The whole listing, repeated exactly, is what this task asks for.
▬▬▬▬▬▬▬▬▬▬
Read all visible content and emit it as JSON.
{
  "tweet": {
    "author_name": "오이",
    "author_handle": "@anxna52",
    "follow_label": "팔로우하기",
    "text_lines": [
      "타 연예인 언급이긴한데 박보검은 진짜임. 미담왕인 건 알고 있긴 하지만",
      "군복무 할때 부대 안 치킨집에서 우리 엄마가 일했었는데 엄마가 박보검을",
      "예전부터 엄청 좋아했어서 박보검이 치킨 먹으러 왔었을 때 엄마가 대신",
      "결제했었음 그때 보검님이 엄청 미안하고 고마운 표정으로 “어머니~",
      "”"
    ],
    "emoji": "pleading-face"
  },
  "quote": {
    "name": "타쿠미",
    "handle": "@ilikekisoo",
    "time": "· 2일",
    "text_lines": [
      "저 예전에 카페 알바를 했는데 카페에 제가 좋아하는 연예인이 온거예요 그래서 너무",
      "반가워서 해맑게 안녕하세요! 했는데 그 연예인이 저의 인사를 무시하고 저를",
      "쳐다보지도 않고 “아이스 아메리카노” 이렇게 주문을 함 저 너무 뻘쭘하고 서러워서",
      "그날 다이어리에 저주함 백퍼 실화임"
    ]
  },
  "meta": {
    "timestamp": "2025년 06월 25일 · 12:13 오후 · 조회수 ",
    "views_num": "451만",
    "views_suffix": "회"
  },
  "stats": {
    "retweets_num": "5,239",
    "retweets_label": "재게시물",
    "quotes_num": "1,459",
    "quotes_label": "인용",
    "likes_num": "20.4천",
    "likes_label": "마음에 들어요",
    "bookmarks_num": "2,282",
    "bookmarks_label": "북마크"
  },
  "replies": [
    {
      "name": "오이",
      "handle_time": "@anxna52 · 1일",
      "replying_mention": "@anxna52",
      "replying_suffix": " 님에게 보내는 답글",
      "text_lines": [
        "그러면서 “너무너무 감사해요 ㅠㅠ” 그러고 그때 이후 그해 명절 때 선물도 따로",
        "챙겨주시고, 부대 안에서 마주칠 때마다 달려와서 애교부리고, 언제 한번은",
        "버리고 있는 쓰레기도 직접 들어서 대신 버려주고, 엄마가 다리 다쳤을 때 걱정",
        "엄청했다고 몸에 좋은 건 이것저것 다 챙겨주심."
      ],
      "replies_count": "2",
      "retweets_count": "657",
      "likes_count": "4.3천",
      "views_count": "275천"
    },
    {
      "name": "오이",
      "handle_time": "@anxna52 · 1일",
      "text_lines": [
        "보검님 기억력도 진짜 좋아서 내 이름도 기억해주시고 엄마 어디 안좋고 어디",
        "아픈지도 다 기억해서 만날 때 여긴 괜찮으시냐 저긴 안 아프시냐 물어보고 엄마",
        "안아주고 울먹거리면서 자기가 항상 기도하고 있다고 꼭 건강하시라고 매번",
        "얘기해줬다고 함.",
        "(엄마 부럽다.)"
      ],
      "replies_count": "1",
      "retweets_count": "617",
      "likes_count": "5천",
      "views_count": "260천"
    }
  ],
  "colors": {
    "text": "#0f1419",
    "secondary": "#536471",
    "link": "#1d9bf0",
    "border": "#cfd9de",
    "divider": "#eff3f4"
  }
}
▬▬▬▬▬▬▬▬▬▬
→ **WRITTEN SOLUTION**:
Read all visible content and emit it as JSON.
{
  "tweet": {
    "author_name": "오이",
    "author_handle": "@anxna52",
    "follow_label": "팔로우하기",
    "text_lines": [
      "타 연예인 언급이긴한데 박보검은 진짜임. 미담왕인 건 알고 있긴 하지만",
      "군복무 할때 부대 안 치킨집에서 우리 엄마가 일했었는데 엄마가 박보검을",
      "예전부터 엄청 좋아했어서 박보검이 치킨 먹으러 왔었을 때 엄마가 대신",
      "결제했었음 그때 보검님이 엄청 미안하고 고마운 표정으로 “어머니~",
      "”"
    ],
    "emoji": "pleading-face"
  },
  "quote": {
    "name": "타쿠미",
    "handle": "@ilikekisoo",
    "time": "· 2일",
    "text_lines": [
      "저 예전에 카페 알바를 했는데 카페에 제가 좋아하는 연예인이 온거예요 그래서 너무",
      "반가워서 해맑게 안녕하세요! 했는데 그 연예인이 저의 인사를 무시하고 저를",
      "쳐다보지도 않고 “아이스 아메리카노” 이렇게 주문을 함 저 너무 뻘쭘하고 서러워서",
      "그날 다이어리에 저주함 백퍼 실화임"
    ]
  },
  "meta": {
    "timestamp": "2025년 06월 25일 · 12:13 오후 · 조회수 ",
    "views_num": "451만",
    "views_suffix": "회"
  },
  "stats": {
    "retweets_num": "5,239",
    "retweets_label": "재게시물",
    "quotes_num": "1,459",
    "quotes_label": "인용",
    "likes_num": "20.4천",
    "likes_label": "마음에 들어요",
    "bookmarks_num": "2,282",
    "bookmarks_label": "북마크"
  },
  "replies": [
    {
      "name": "오이",
      "handle_time": "@anxna52 · 1일",
      "replying_mention": "@anxna52",
      "replying_suffix": " 님에게 보내는 답글",
      "text_lines": [
        "그러면서 “너무너무 감사해요 ㅠㅠ” 그러고 그때 이후 그해 명절 때 선물도 따로",
        "챙겨주시고, 부대 안에서 마주칠 때마다 달려와서 애교부리고, 언제 한번은",
        "버리고 있는 쓰레기도 직접 들어서 대신 버려주고, 엄마가 다리 다쳤을 때 걱정",
        "엄청했다고 몸에 좋은 건 이것저것 다 챙겨주심."
      ],
      "replies_count": "2",
      "retweets_count": "657",
      "likes_count": "4.3천",
      "views_count": "275천"
    },
    {
      "name": "오이",
      "handle_time": "@anxna52 · 1일",
      "text_lines": [
        "보검님 기억력도 진짜 좋아서 내 이름도 기억해주시고 엄마 어디 안좋고 어디",
        "아픈지도 다 기억해서 만날 때 여긴 괜찮으시냐 저긴 안 아프시냐 물어보고 엄마",
        "안아주고 울먹거리면서 자기가 항상 기도하고 있다고 꼭 건강하시라고 매번",
        "얘기해줬다고 함.",
        "(엄마 부럽다.)"
      ],
      "replies_count": "1",
      "retweets_count": "617",
      "likes_count": "5천",
      "views_count": "260천"
    }
  ],
  "colors": {
    "text": "#0f1419",
    "secondary": "#536471",
    "link": "#1d9bf0",
    "border": "#cfd9de",
    "divider": "#eff3f4"
  }
}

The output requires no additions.